“The thing that attracted me to this topic was Pfeffer’s influence on church-state law,” he said. “I hope that I can convey through this book how relevant his arguments remain to our current debates over the proper role of religion in public life.”


IMG_4908Helen Kwaitkowski

Helen Kwaitkowski’s office in the new Baugh Center for the Visual Arts is clearly that of an art professor. Her paintings line the walls while student art projects sit drying on a table nearby. A little coffee maker and several coffee mugs make their home in the corner, while a paint-splattered travel mug sits on her desk.

“Moving into this building was such a long time coming that it just feels right, like we’ve always been here,” she says. “And my office is sloppy enough now—it’s piled up with enough stuff that it feels like I’ve been here for a while.”


Kwaitkowski never considered becoming an artist growing up. It wasn’t until she took her first drawing class in college that she decided to change her major from pre-med and “never looked back.”

Her most acclaimed works are the approximately 40 paintings included in her Little Helen series, which feature images of Kwaitkowski as a child.

“The series started so innocently,” she said. “I was just trying to get through this period of mourning when my dad died. I decided to do a couple of these paintings, but here I am 14 years later, still painting them. The character has now become more of a platform to address things that trouble me, but they don’t look that way because of the bright colors and the little Helen character.”


Kwaitkowski will spend this summer working on a limited edition art book, which will compile many of her Little Helen paintings into hand-bound books.

This is her third summer leave grant from UMHB. In 2007, the grant made it possible for Kwaitkowski to embark on a month-long stay in Paducah, Ky. During her time there, she stayed at A.I.R. Studio as a participant in their working artist-in-residence program.

“I wanted to go to a place where I could be completely anonymous so that I could get a really honest, fresh take on my work.
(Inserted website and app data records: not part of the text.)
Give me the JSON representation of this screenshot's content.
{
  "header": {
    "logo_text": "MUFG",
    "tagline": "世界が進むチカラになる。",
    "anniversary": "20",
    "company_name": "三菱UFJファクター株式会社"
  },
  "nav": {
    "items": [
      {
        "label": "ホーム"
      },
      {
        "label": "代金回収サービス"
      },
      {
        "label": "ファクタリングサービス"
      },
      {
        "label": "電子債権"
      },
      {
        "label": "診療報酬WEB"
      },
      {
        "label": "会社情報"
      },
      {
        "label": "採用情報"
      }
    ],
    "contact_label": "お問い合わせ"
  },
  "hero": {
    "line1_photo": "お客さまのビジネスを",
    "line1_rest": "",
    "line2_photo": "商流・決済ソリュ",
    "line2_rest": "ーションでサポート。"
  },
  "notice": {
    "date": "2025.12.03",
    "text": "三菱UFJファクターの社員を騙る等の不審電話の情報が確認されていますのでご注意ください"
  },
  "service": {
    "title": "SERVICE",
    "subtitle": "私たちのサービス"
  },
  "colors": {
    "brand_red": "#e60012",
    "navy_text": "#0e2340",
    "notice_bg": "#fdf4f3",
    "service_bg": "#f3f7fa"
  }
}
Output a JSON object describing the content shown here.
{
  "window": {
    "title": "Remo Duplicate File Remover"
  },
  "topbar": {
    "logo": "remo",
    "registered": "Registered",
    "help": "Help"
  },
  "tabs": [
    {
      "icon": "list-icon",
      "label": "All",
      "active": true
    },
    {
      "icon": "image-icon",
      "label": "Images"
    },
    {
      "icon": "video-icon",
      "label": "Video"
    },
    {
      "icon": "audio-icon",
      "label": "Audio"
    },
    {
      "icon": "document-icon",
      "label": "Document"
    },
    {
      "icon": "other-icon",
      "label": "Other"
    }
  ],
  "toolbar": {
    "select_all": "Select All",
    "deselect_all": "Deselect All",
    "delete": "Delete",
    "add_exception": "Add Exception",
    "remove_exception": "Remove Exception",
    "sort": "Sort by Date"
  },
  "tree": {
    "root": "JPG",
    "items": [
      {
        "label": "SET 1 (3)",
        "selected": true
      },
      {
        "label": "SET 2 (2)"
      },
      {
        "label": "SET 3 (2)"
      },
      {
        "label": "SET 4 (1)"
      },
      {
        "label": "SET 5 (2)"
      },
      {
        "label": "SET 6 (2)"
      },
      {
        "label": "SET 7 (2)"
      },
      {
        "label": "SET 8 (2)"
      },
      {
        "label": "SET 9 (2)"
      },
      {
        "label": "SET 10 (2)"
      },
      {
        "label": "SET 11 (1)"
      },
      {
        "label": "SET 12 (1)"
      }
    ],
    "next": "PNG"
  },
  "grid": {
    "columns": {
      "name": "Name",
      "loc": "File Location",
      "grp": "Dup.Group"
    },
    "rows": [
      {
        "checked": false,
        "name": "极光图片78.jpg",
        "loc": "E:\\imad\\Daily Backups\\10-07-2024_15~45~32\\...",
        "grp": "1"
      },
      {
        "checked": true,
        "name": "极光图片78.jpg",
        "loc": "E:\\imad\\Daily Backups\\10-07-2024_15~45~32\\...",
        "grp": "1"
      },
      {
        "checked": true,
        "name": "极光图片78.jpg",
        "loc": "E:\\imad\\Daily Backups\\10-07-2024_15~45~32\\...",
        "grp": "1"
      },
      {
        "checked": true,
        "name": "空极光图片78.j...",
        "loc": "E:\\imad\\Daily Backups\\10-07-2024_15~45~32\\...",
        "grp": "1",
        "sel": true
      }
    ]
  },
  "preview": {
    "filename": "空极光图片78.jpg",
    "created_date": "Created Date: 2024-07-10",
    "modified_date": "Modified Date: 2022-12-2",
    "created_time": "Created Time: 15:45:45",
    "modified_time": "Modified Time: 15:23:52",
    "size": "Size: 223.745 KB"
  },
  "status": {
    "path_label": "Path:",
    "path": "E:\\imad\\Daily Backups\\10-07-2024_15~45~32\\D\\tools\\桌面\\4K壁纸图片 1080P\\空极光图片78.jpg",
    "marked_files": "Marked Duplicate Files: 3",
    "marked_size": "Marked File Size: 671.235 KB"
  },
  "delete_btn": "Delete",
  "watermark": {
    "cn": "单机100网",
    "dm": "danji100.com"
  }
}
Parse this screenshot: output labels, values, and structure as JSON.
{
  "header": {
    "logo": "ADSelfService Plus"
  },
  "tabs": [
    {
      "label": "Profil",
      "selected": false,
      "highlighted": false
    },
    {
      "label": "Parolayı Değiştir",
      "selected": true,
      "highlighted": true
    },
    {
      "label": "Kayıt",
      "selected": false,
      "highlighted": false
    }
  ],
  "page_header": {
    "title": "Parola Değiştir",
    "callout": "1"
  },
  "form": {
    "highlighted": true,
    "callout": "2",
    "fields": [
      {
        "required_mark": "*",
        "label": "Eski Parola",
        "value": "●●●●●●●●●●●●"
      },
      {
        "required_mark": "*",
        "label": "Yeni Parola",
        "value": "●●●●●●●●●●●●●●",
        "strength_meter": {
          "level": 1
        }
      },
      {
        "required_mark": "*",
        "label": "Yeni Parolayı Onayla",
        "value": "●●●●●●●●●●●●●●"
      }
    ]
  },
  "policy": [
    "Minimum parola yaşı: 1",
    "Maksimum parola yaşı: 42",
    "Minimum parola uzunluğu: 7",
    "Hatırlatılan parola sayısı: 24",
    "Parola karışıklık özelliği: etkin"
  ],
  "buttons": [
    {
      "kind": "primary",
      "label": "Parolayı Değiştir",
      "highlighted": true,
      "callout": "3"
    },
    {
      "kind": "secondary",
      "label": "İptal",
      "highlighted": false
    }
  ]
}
That’s when I first started thinking about putting the Little Helen series into a book.”

Once the project is completed, she plans to display the books in a gallery exhibition, along with her Little Helen paintings.
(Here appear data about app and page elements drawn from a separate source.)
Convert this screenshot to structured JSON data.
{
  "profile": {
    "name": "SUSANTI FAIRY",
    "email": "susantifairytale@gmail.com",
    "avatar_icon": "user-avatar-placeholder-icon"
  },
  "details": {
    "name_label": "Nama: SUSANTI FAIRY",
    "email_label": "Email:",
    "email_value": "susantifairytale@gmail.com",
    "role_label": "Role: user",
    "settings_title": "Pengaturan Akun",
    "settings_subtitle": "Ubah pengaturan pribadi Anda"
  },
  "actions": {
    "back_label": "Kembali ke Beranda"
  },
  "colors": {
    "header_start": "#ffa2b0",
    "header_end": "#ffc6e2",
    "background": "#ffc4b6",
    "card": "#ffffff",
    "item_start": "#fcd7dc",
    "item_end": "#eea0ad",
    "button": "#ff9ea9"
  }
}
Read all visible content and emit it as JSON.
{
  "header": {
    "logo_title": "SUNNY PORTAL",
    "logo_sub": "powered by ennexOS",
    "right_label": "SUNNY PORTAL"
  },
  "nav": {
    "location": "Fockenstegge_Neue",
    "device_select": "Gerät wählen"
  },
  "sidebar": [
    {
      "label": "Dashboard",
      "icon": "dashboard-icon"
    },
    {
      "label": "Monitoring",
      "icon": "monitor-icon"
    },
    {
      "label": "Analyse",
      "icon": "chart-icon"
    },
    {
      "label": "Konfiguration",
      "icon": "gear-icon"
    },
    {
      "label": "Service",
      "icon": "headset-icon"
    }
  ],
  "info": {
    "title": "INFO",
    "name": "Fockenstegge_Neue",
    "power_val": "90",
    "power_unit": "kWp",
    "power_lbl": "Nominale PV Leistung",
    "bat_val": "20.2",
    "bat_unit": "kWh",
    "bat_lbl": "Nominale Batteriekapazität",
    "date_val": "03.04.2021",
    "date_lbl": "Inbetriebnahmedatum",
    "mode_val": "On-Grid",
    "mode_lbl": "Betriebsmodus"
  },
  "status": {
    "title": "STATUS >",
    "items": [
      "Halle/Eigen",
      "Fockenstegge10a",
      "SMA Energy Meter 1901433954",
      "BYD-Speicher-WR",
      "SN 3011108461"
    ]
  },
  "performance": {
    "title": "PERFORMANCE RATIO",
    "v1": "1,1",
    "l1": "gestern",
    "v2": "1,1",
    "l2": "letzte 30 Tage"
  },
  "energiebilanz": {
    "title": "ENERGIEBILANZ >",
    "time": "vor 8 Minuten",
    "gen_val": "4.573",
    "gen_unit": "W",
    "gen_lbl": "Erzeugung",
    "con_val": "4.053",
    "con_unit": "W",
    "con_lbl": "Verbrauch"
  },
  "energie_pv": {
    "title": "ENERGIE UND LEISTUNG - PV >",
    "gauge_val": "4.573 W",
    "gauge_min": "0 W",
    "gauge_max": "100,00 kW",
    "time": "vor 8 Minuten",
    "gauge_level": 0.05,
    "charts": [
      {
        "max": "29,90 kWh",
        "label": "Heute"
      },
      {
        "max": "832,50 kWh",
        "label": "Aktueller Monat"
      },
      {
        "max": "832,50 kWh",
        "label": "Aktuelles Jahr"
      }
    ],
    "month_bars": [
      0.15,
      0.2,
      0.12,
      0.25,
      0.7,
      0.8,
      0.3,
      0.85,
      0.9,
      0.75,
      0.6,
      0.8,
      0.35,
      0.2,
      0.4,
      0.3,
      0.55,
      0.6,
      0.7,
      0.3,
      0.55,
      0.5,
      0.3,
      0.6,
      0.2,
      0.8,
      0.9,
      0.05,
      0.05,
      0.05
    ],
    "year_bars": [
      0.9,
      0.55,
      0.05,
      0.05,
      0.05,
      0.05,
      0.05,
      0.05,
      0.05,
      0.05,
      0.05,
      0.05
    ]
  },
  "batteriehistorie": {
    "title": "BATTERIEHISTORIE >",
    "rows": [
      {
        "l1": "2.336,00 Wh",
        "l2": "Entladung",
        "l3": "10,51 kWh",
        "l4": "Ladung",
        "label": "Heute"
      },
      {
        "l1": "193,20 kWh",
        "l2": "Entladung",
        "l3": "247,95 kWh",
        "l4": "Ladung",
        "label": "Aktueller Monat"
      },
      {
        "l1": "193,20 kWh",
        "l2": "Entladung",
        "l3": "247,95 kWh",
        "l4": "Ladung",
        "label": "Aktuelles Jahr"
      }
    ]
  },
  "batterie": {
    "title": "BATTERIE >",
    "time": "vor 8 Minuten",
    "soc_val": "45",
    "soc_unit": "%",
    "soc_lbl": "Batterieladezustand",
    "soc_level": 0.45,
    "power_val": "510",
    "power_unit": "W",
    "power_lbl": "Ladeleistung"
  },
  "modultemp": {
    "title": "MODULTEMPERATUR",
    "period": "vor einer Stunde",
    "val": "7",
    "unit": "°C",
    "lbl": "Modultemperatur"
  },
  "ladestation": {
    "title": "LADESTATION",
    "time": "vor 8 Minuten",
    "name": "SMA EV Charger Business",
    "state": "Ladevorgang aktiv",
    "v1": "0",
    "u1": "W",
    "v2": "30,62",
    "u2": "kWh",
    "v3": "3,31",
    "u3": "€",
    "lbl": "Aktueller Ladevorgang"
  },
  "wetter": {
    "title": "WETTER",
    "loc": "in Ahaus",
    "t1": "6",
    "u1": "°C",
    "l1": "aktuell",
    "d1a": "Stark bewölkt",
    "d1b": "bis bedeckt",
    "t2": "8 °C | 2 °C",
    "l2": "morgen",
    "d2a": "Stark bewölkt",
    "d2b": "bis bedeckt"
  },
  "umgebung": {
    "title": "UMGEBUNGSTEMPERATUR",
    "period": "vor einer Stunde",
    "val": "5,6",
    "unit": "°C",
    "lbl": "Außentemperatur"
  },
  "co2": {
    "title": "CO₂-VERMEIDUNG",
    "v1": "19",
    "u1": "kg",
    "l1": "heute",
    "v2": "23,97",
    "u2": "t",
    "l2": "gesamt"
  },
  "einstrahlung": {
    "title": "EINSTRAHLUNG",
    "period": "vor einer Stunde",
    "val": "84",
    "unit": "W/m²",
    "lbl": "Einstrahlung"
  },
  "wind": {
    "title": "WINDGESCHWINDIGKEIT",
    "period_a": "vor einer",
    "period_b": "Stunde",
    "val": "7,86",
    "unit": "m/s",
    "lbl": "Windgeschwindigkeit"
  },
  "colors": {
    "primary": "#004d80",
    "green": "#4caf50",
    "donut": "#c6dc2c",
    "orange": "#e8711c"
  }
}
“I think enough time has gone by that I need a poetic pause to look at the work, what it was, what it is, and what it will become. At this point, I don’t know if this book is the beginning of a change or just a continuation, but I don’t think I will ever be completely done with the series.”


Five years ago, Kwaitkowski started the annual Art of Peace Festival, which is a community gathering of artists, poets, and musicians to raise money for the Children’s Advocacy Center in Belton. Kwaitkowski also hosts an annual on-campus service celebrating the International Day of Peace, which gives art students the opportunity to take part in an international project called “Pinwheels for Peace.” Each fall, hundreds of these colorful, painted pinwheels are displayed on campus.

“The idea is to have the pinwheels spinning all over the globe to show an international prayer for peace. That collective energy helps heal the world.”

-Brittany Pumphrey ’15